“In scathing manifesto, an asylum officer blasts Trump’s cruelty to migrants,” Washington Post, November 12, 2019:
“Merkley Releases Sweeping Report on Trump’s Gutting of Asylum, Including Direct Evidence of Grave Whistleblower Concerns,” Senator Merkley press release, November 14, 2019:
“Tents, stench, smoke: Health risks are gripping migrant camp,” AP, November 14, 2019:
“US Border Officials Pressured Asylum Officers To Deny Entry To Immigrants Seeking Protection, A Report Finds,” BuzzFeed News, November 15, 2019:
“The Out Crowd,” This American Life, November 15, 2019:
“Asylum officers rebel against Trump policies they say are immoral and illegal,” Los Angeles Times, November 15, 2019:
“Migrants stuck in lawless limbo within sight of America,” AP, November 17, 2019:
“‘Remain in Mexico’ policy faces internal critiques at House hearing,” Roll Call, November 19, 2019:
“My city used to welcome refugees. ‘Remain in Mexico’ means we can’t anymore.” Washington Post, November 19, 2019:
“In squalid Mexico tent city, asylum seekers are growing so desperate they’re sending their children over the border alone,” Washington Post, November 22, 2019:
“At Migrant Camp in Mexico, Crowds and Complaints Swell,” Wall Street Journal, November 23, 2019:
“Desperate Asylum-Seekers Stuck In Mexico Are Sending Their Children Across The US Border Alone,” BuzzFeed News, November 25, 2019:
“For Migrants In Nuevo Laredo, ‘Remain In Mexico’ Means Remain In Danger,” Texas Public Radio, November 27, 2019:
“Immigrants Sent Back To Mexico Are Not Getting Adequate Health Care, And Doctors Are Worried,” BuzzFeed News, November 27, 2019:
“New from the Mother Jones Podcast: Trump Is Winning His Border Wars. For Now.” Mother Jones, November 27, 2019:

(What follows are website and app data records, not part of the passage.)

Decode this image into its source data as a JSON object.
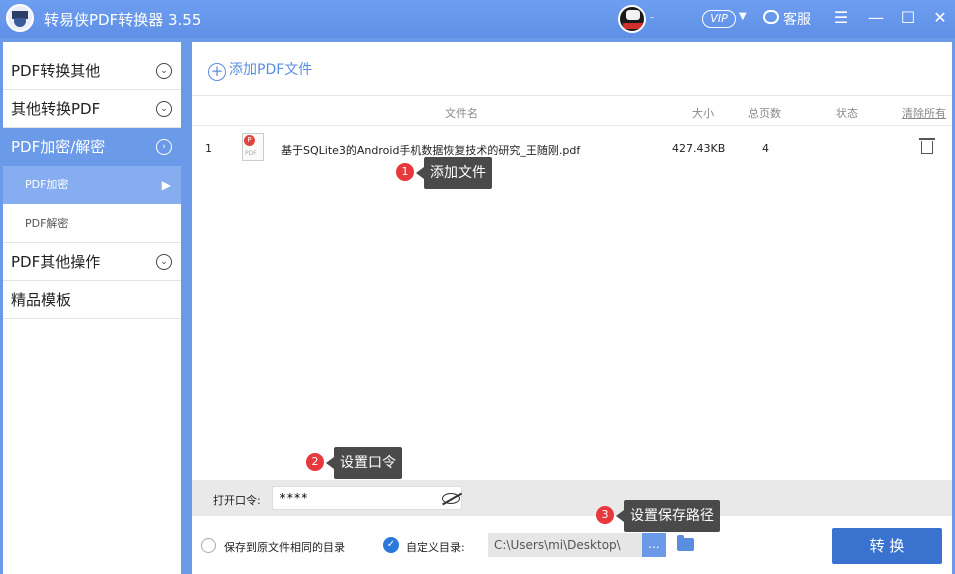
{
  "title_bar": {
    "title": "转易侠PDF转换器 3.55",
    "user_suffix": "-",
    "vip_label": "VIP",
    "service_label": "客服"
  },
  "sidebar": {
    "items": [
      {
        "label": "PDF转换其他"
      },
      {
        "label": "其他转换PDF"
      },
      {
        "label": "PDF加密/解密"
      },
      {
        "label": "PDF其他操作"
      },
      {
        "label": "精品模板"
      }
    ],
    "sub_items": [
      {
        "label": "PDF加密"
      },
      {
        "label": "PDF解密"
      }
    ]
  },
  "toolbar": {
    "add_label": "添加PDF文件"
  },
  "table": {
    "headers": {
      "name": "文件名",
      "size": "大小",
      "pages": "总页数",
      "status": "状态",
      "clear_all": "清除所有"
    },
    "rows": [
      {
        "index": "1",
        "name": "基于SQLite3的Android手机数据恢复技术的研究_王随刚.pdf",
        "size": "427.43KB",
        "pages": "4",
        "status": ""
      }
    ]
  },
  "tooltips": [
    {
      "step": "1",
      "text": "添加文件"
    },
    {
      "step": "2",
      "text": "设置口令"
    },
    {
      "step": "3",
      "text": "设置保存路径"
    }
  ],
  "password": {
    "label": "打开口令:",
    "value": "****"
  },
  "save": {
    "same_dir_label": "保存到原文件相同的目录",
    "custom_dir_label": "自定义目录:",
    "path": "C:\\Users\\mi\\Desktop\\",
    "browse_label": "...",
    "convert_label": "转 换"
  },
  "icons": [
    "app-logo",
    "user-avatar",
    "chat-icon",
    "menu-icon",
    "minimize-icon",
    "maximize-icon",
    "close-icon",
    "chevron-down-icon",
    "chevron-right-icon",
    "plus-circle-icon",
    "pdf-file-icon",
    "trash-icon",
    "eye-off-icon",
    "check-icon",
    "folder-icon"
  ],
  "colors": {
    "accent": "#6b9ae8",
    "accent_dark": "#3a73cf",
    "step_badge": "#e8383d",
    "tooltip_bg": "#4a4a4a"
  }
}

Sunday, November 10, 2019

Viewpoint: Vote No on the PSC-CUNY Contract: 7K or Strike

By Jane Guskin, Labor Notes
November 7, 2019
The Professional Staff Congress, American Federation of Teachers Local 2334, reached a tentative agreement in October on a new contract with the City University of New York (CUNY). The agreement covers 30,000 workers at the university, including part- and full-time faculty, professional staff, lab technicians, graduate employees, and more. Below we publish a piece arguing for a no vote on the agreement. See the argument for a yes vote here.

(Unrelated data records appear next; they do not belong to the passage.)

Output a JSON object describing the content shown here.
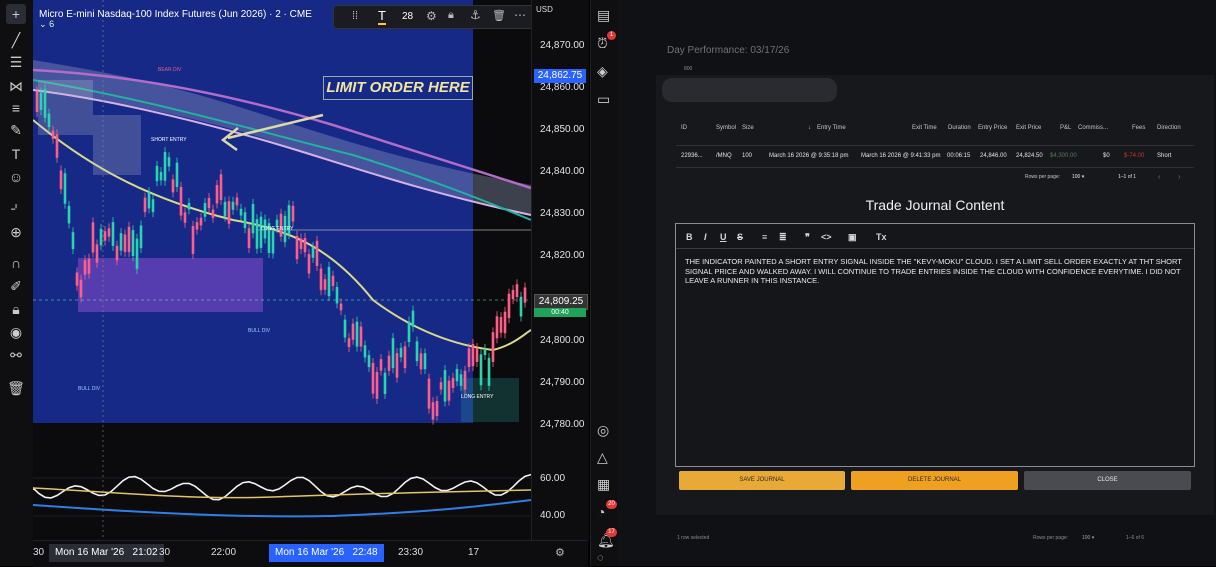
{
  "chart": {
    "symbol_title": "Micro E-mini Nasdaq-100 Index Futures (Jun 2026) · 2 · CME",
    "interval": "6",
    "annotation": "LIMIT ORDER HERE",
    "labels": {
      "short_entry": "SHORT ENTRY",
      "bear_div": "BEAR DIV",
      "bull_div_1": "BULL DIV",
      "bull_div_2": "BULL DIV",
      "long_entry_1": "LONG ENTRY",
      "long_entry_2": "LONG ENTRY"
    },
    "drawing_toolbar": {
      "font_size": "28"
    },
    "currency": "USD",
    "price_ticks": [
      "24,870.00",
      "24,860.00",
      "24,850.00",
      "24,840.00",
      "24,830.00",
      "24,820.00",
      "24,800.00",
      "24,790.00",
      "24,780.00"
    ],
    "last_price_badge": "24,862.75",
    "current_price_badge": "24,809.25",
    "small_badge": "00:40",
    "osc_ticks": [
      "60.00",
      "40.00"
    ],
    "time_ticks": [
      "30",
      "Mon 16 Mar '26",
      "21:02",
      "30",
      "22:00",
      "Mon 16 Mar '26",
      "22:48",
      "23:30",
      "17"
    ],
    "colors": {
      "accent_blue": "#2962ff",
      "selected_bg": "#1a2f9c",
      "green": "#26a69a",
      "red": "#ef5350",
      "purple_box": "#8a4fd0"
    }
  },
  "right_toolbar": {
    "alert_badge": "1",
    "notif_badge_1": "20",
    "notif_badge_2": "17"
  },
  "journal": {
    "header": "Day Performance: 03/17/26",
    "small_value": "800",
    "table": {
      "columns": [
        "ID",
        "Symbol",
        "Size",
        "Entry Time",
        "Exit Time",
        "Duration",
        "Entry Price",
        "Exit Price",
        "P&L",
        "Commiss...",
        "Fees",
        "Direction"
      ],
      "row": [
        "22936...",
        "/MNQ",
        "100",
        "March 16 2026 @ 9:35:18 pm",
        "March 16 2026 @ 9:41:33 pm",
        "00:06:15",
        "24,846.00",
        "24,824.50",
        "$4,300.00",
        "$0",
        "$-74.00",
        "Short"
      ],
      "rows_per_page_label": "Rows per page:",
      "rows_per_page_value": "100",
      "pagination": "1–1 of 1"
    },
    "content_title": "Trade Journal Content",
    "editor_tools": [
      "B",
      "I",
      "U",
      "S",
      "≡",
      "≣",
      "❞",
      "<>",
      "▣",
      "Tx"
    ],
    "body_text": "THE INDICATOR PAINTED A SHORT ENTRY SIGNAL INSIDE THE \"KEVY-MOKU\" CLOUD.  I SET A LIMIT SELL ORDER EXACTLY AT THT SHORT SIGNAL PRICE AND WALKED AWAY.   I WILL CONTINUE TO TRADE ENTRIES INSIDE THE CLOUD WITH CONFIDENCE EVERYTIME.   I DID NOT LEAVE A RUNNER IN THIS INSTANCE.",
    "buttons": {
      "save": "SAVE JOURNAL",
      "delete": "DELETE JOURNAL",
      "close": "CLOSE"
    },
    "footer": {
      "selected": "1 row selected",
      "rows_per_page_label": "Rows per page:",
      "rows_per_page_value": "100",
      "pagination": "1–6 of 6"
    }
  }
}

What’s wrong with the PSC tentative agreement?

The proposed contract capitulates to New York state’s austerity budget for public higher education, hurting CUNY students and workers. While the PSC leadership is enthusiastically promoting this proposed agreement as a victory, its salary gains remain far below the original bargaining demands. Concessions like an increase in adjuncts’ workloads and elimination of our seniority salary steps would be difficult to reverse in future contracts.[…]

Read the full article: